• Prompt
Every word of every entry must be retyped exactly.

--------------------------------

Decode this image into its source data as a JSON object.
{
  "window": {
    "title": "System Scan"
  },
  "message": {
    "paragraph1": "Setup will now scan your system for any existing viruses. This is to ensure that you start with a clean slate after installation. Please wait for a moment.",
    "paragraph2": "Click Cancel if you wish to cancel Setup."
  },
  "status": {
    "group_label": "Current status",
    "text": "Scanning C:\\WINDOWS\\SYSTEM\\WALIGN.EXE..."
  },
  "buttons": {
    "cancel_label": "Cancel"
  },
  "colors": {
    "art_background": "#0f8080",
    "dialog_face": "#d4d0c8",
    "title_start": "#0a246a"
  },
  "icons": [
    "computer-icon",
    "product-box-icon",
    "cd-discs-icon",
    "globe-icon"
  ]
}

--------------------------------

• Result
Decode this image into its source data as a JSON object.
{
  "window": {
    "title": "System Scan"
  },
  "message": {
    "paragraph1": "Setup will now scan your system for any existing viruses. This is to ensure that you start with a clean slate after installation. Please wait for a moment.",
    "paragraph2": "Click Cancel if you wish to cancel Setup."
  },
  "status": {
    "group_label": "Current status",
    "text": "Scanning C:\\WINDOWS\\SYSTEM\\WALIGN.EXE..."
  },
  "buttons": {
    "cancel_label": "Cancel"
  },
  "colors": {
    "art_background": "#0f8080",
    "dialog_face": "#d4d0c8",
    "title_start": "#0a246a"
  },
  "icons": [
    "computer-icon",
    "product-box-icon",
    "cd-discs-icon",
    "globe-icon"
  ]
}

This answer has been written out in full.